### AIM OF THE TASK
Make an exact copy of every record that follows.

### INPUT
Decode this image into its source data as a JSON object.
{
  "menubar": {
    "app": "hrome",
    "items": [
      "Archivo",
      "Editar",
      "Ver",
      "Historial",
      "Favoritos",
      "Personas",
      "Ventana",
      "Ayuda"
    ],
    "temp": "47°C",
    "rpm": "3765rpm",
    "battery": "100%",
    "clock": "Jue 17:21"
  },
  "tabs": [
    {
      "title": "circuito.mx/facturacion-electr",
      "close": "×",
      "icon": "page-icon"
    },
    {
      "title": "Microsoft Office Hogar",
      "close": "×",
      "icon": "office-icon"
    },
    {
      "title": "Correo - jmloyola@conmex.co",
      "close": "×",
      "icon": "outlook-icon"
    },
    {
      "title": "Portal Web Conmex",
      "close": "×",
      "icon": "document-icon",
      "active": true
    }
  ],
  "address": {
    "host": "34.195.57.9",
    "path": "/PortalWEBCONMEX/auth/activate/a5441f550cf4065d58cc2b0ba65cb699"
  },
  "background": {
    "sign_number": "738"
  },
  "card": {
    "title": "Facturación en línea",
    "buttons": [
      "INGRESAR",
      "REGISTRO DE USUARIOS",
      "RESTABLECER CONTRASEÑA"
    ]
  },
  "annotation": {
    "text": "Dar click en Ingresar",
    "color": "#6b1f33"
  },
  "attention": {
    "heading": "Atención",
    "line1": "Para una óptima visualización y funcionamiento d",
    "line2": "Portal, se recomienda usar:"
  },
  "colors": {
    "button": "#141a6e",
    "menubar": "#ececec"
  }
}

### EXERCISE RESPONSE
Decode this image into its source data as a JSON object.
{
  "menubar": {
    "app": "hrome",
    "items": [
      "Archivo",
      "Editar",
      "Ver",
      "Historial",
      "Favoritos",
      "Personas",
      "Ventana",
      "Ayuda"
    ],
    "temp": "47°C",
    "rpm": "3765rpm",
    "battery": "100%",
    "clock": "Jue 17:21"
  },
  "tabs": [
    {
      "title": "circuito.mx/facturacion-electr",
      "close": "×",
      "icon": "page-icon"
    },
    {
      "title": "Microsoft Office Hogar",
      "close": "×",
      "icon": "office-icon"
    },
    {
      "title": "Correo - jmloyola@conmex.co",
      "close": "×",
      "icon": "outlook-icon"
    },
    {
      "title": "Portal Web Conmex",
      "close": "×",
      "icon": "document-icon",
      "active": true
    }
  ],
  "address": {
    "host": "34.195.57.9",
    "path": "/PortalWEBCONMEX/auth/activate/a5441f550cf4065d58cc2b0ba65cb699"
  },
  "background": {
    "sign_number": "738"
  },
  "card": {
    "title": "Facturación en línea",
    "buttons": [
      "INGRESAR",
      "REGISTRO DE USUARIOS",
      "RESTABLECER CONTRASEÑA"
    ]
  },
  "annotation": {
    "text": "Dar click en Ingresar",
    "color": "#6b1f33"
  },
  "attention": {
    "heading": "Atención",
    "line1": "Para una óptima visualización y funcionamiento d",
    "line2": "Portal, se recomienda usar:"
  },
  "colors": {
    "button": "#141a6e",
    "menubar": "#ececec"
  }
}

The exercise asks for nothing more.